It was Kemp who put together the A’s most formidable threat to Germán’s attempt at history, as his fourth-inning flyout to Giancarlo Stanton in right field traveled 349 feet and would have been a home run in precisely one ballpark, per Statcast: Yankee Stadium.
No perfecto would be complete without a critical play to preserve the bid, and Anthony Rizzo supplied just that for the Yankees when he dove to his left to smother a 106.5 mph grounder off the bat of Seth Brown in the bottom of the fifth. Rizzo snared it, then flipped it to Germán at first for the out.
"I knew it was a fantastic play by Rizz," catcher Kyle Higashioka said. "I thought it was hit hard. … I didn't have a great view of that play, but I saw him lay out for it. He's a Platinum Glover for a reason."
Rizzo also made a nice grab on a throw from third baseman Josh Donaldson that veered slightly wide to end the eighth inning, stretching across the bag but managing to keep his foot down to retire Oakland's Jonah Bride.
Equally historic as Germán's feat on the mound was the amount of run support he received from a Yankees' offense that has been scuffling in June. The 11 runs scored behind him are the most in any perfect game, topping the Giants’ 10-0 victory in Matt Cain’s in 2012. The only Yankees no-hitter with a larger margin of victory was the team’s 13-0 win behind Monte Pearson on Aug. 27, 1938.
Higashioka has now been behind the plate for the last two historic Yankees pitching performances: Germán's perfecto and Corey Kluber's no-hitter in 2021. While he may be a common thread between those two games, Higashioka maintained that he didn't have much to do with Germán's dominance.
"It was quite different," Higashioka said. "Honestly, I just felt like I was a passenger for this one.

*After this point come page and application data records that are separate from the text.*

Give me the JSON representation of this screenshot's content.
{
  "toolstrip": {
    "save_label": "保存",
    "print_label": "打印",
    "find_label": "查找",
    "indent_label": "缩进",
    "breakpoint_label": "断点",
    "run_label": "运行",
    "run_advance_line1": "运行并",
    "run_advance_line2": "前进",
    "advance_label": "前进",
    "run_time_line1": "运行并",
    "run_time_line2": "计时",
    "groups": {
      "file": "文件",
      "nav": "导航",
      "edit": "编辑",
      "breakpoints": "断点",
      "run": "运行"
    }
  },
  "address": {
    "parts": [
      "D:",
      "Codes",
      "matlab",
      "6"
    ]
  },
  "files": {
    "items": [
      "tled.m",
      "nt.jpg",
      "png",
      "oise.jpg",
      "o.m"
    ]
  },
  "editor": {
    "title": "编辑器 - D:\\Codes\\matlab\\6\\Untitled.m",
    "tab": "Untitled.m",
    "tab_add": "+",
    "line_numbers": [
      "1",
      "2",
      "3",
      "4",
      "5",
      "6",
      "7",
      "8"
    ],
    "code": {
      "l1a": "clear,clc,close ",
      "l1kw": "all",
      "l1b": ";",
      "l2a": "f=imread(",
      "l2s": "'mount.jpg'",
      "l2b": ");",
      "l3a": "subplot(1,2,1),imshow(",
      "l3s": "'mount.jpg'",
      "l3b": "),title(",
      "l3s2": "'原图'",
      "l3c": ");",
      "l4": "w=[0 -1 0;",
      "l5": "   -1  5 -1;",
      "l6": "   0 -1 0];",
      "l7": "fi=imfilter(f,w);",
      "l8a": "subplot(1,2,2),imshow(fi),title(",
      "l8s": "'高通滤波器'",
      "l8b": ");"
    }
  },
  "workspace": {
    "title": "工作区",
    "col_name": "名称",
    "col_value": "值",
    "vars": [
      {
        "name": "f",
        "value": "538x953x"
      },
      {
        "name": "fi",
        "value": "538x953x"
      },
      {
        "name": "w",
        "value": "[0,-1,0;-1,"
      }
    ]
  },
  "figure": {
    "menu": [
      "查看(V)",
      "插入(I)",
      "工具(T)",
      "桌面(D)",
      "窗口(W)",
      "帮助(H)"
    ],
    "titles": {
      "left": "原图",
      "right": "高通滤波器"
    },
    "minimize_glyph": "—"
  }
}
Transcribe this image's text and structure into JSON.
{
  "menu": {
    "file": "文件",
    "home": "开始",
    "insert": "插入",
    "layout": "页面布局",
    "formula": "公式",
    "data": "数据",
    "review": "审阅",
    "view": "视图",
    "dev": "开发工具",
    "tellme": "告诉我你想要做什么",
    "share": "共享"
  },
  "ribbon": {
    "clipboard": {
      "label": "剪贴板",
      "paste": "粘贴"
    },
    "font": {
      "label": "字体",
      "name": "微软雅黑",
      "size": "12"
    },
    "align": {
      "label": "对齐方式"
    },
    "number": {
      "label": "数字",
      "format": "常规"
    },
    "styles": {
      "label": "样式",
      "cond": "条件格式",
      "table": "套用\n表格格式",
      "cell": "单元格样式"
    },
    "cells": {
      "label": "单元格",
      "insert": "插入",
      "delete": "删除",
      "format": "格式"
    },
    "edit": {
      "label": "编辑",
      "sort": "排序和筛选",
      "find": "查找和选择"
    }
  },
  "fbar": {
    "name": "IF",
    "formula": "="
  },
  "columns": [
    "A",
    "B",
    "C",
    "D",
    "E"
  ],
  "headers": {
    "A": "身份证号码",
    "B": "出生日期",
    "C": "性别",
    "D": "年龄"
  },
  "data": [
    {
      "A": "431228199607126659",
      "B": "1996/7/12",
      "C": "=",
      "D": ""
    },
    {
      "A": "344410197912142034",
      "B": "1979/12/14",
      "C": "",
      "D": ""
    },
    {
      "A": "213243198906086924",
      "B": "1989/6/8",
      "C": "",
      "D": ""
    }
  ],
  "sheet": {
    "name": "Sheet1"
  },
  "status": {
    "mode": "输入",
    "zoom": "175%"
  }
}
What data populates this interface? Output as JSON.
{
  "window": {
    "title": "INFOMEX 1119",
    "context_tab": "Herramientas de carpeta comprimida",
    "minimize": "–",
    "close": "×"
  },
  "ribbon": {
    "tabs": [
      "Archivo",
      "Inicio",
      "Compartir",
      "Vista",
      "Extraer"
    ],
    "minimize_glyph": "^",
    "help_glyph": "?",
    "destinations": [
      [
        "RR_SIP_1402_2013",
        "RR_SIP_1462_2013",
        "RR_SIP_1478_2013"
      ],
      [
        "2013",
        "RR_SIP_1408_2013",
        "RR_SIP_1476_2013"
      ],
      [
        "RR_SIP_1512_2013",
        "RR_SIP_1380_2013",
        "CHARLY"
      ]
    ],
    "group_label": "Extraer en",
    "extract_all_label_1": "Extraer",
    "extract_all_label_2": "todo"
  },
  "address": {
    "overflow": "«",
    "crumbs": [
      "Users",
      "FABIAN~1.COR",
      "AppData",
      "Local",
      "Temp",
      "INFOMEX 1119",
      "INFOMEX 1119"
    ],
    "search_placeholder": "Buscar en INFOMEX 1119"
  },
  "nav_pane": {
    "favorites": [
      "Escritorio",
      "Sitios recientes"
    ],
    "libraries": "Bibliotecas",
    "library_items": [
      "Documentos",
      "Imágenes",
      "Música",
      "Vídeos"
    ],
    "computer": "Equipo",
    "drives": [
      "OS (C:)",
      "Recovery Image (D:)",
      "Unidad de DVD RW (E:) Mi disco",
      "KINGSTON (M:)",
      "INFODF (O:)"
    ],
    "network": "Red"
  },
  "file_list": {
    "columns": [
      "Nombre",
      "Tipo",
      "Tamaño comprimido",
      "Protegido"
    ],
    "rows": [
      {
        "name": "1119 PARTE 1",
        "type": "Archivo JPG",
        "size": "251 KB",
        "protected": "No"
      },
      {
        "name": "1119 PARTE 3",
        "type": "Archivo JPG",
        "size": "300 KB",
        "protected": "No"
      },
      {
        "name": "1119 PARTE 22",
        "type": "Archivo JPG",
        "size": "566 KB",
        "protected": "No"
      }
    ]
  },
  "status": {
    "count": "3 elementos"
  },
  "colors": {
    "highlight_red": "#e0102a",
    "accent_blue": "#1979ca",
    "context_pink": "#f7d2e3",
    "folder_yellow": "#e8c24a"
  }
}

Just don't miss the ball, and don't mess it up. Domingo was definitely driving the ship, and he had a plan. I mean, we both had a plan, but he had just ultimate confidence in his stuff."